--- Provided records ---
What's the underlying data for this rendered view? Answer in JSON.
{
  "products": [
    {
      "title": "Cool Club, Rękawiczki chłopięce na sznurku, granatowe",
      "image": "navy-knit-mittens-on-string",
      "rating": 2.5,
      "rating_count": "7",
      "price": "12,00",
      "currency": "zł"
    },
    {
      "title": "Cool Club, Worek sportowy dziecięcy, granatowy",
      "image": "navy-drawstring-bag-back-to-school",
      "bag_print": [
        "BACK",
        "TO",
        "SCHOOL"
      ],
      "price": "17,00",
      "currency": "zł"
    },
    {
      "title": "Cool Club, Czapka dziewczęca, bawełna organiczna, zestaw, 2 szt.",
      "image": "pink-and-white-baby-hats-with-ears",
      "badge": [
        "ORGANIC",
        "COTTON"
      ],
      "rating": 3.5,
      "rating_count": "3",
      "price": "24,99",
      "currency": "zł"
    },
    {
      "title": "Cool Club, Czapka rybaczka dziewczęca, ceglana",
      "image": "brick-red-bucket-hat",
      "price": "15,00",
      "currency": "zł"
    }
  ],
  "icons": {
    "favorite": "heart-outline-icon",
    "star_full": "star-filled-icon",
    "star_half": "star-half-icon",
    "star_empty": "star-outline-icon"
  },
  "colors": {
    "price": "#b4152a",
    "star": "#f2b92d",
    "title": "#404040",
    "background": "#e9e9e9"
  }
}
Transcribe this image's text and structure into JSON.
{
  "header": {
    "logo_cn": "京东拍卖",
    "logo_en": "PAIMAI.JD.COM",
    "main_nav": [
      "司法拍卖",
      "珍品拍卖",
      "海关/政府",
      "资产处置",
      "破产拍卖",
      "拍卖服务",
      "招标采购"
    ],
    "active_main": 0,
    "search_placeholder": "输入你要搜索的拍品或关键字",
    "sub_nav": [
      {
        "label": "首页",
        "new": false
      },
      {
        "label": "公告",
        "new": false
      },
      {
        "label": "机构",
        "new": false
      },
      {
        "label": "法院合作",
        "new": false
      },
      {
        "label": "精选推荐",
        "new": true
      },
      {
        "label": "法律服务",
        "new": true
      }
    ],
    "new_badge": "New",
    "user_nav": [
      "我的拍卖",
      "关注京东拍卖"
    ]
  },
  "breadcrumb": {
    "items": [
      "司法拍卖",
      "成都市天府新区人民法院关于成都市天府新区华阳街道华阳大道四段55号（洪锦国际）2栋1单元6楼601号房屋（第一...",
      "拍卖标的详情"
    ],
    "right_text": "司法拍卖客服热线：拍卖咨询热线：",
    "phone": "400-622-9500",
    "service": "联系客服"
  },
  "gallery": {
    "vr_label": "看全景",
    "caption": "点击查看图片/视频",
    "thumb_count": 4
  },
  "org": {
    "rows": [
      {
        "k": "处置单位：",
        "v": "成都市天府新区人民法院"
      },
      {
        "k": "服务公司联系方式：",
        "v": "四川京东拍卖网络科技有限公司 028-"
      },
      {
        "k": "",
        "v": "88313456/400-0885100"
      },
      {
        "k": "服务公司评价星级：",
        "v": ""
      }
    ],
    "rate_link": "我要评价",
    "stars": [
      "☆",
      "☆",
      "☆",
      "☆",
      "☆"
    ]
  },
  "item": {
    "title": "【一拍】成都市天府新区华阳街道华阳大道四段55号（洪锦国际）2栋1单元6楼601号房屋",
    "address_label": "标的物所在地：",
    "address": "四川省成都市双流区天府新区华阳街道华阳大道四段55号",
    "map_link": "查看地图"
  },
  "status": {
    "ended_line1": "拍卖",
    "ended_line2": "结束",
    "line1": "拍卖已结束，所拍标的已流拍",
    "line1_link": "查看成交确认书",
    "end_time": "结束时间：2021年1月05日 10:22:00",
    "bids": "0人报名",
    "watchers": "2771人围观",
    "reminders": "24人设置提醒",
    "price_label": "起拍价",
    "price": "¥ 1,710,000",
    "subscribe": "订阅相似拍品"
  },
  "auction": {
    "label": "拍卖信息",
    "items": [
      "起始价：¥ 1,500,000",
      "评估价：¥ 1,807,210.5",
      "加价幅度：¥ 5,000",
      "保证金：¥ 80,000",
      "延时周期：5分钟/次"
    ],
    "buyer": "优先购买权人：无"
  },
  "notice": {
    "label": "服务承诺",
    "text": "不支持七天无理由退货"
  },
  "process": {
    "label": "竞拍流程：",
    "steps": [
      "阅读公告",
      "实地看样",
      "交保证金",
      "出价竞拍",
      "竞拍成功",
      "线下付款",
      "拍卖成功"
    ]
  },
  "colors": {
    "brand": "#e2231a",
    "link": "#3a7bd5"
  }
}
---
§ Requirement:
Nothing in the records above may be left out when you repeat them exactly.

§ Answer area:
What's the underlying data for this rendered view? Answer in JSON.
{
  "products": [
    {
      "title": "Cool Club, Rękawiczki chłopięce na sznurku, granatowe",
      "image": "navy-knit-mittens-on-string",
      "rating": 2.5,
      "rating_count": "7",
      "price": "12,00",
      "currency": "zł"
    },
    {
      "title": "Cool Club, Worek sportowy dziecięcy, granatowy",
      "image": "navy-drawstring-bag-back-to-school",
      "bag_print": [
        "BACK",
        "TO",
        "SCHOOL"
      ],
      "price": "17,00",
      "currency": "zł"
    },
    {
      "title": "Cool Club, Czapka dziewczęca, bawełna organiczna, zestaw, 2 szt.",
      "image": "pink-and-white-baby-hats-with-ears",
      "badge": [
        "ORGANIC",
        "COTTON"
      ],
      "rating": 3.5,
      "rating_count": "3",
      "price": "24,99",
      "currency": "zł"
    },
    {
      "title": "Cool Club, Czapka rybaczka dziewczęca, ceglana",
      "image": "brick-red-bucket-hat",
      "price": "15,00",
      "currency": "zł"
    }
  ],
  "icons": {
    "favorite": "heart-outline-icon",
    "star_full": "star-filled-icon",
    "star_half": "star-half-icon",
    "star_empty": "star-outline-icon"
  },
  "colors": {
    "price": "#b4152a",
    "star": "#f2b92d",
    "title": "#404040",
    "background": "#e9e9e9"
  }
}
Transcribe this image's text and structure into JSON.
{
  "header": {
    "logo_cn": "京东拍卖",
    "logo_en": "PAIMAI.JD.COM",
    "main_nav": [
      "司法拍卖",
      "珍品拍卖",
      "海关/政府",
      "资产处置",
      "破产拍卖",
      "拍卖服务",
      "招标采购"
    ],
    "active_main": 0,
    "search_placeholder": "输入你要搜索的拍品或关键字",
    "sub_nav": [
      {
        "label": "首页",
        "new": false
      },
      {
        "label": "公告",
        "new": false
      },
      {
        "label": "机构",
        "new": false
      },
      {
        "label": "法院合作",
        "new": false
      },
      {
        "label": "精选推荐",
        "new": true
      },
      {
        "label": "法律服务",
        "new": true
      }
    ],
    "new_badge": "New",
    "user_nav": [
      "我的拍卖",
      "关注京东拍卖"
    ]
  },
  "breadcrumb": {
    "items": [
      "司法拍卖",
      "成都市天府新区人民法院关于成都市天府新区华阳街道华阳大道四段55号（洪锦国际）2栋1单元6楼601号房屋（第一...",
      "拍卖标的详情"
    ],
    "right_text": "司法拍卖客服热线：拍卖咨询热线：",
    "phone": "400-622-9500",
    "service": "联系客服"
  },
  "gallery": {
    "vr_label": "看全景",
    "caption": "点击查看图片/视频",
    "thumb_count": 4
  },
  "org": {
    "rows": [
      {
        "k": "处置单位：",
        "v": "成都市天府新区人民法院"
      },
      {
        "k": "服务公司联系方式：",
        "v": "四川京东拍卖网络科技有限公司 028-"
      },
      {
        "k": "",
        "v": "88313456/400-0885100"
      },
      {
        "k": "服务公司评价星级：",
        "v": ""
      }
    ],
    "rate_link": "我要评价",
    "stars": [
      "☆",
      "☆",
      "☆",
      "☆",
      "☆"
    ]
  },
  "item": {
    "title": "【一拍】成都市天府新区华阳街道华阳大道四段55号（洪锦国际）2栋1单元6楼601号房屋",
    "address_label": "标的物所在地：",
    "address": "四川省成都市双流区天府新区华阳街道华阳大道四段55号",
    "map_link": "查看地图"
  },
  "status": {
    "ended_line1": "拍卖",
    "ended_line2": "结束",
    "line1": "拍卖已结束，所拍标的已流拍",
    "line1_link": "查看成交确认书",
    "end_time": "结束时间：2021年1月05日 10:22:00",
    "bids": "0人报名",
    "watchers": "2771人围观",
    "reminders": "24人设置提醒",
    "price_label": "起拍价",
    "price": "¥ 1,710,000",
    "subscribe": "订阅相似拍品"
  },
  "auction": {
    "label": "拍卖信息",
    "items": [
      "起始价：¥ 1,500,000",
      "评估价：¥ 1,807,210.5",
      "加价幅度：¥ 5,000",
      "保证金：¥ 80,000",
      "延时周期：5分钟/次"
    ],
    "buyer": "优先购买权人：无"
  },
  "notice": {
    "label": "服务承诺",
    "text": "不支持七天无理由退货"
  },
  "process": {
    "label": "竞拍流程：",
    "steps": [
      "阅读公告",
      "实地看样",
      "交保证金",
      "出价竞拍",
      "竞拍成功",
      "线下付款",
      "拍卖成功"
    ]
  },
  "colors": {
    "brand": "#e2231a",
    "link": "#3a7bd5"
  }
}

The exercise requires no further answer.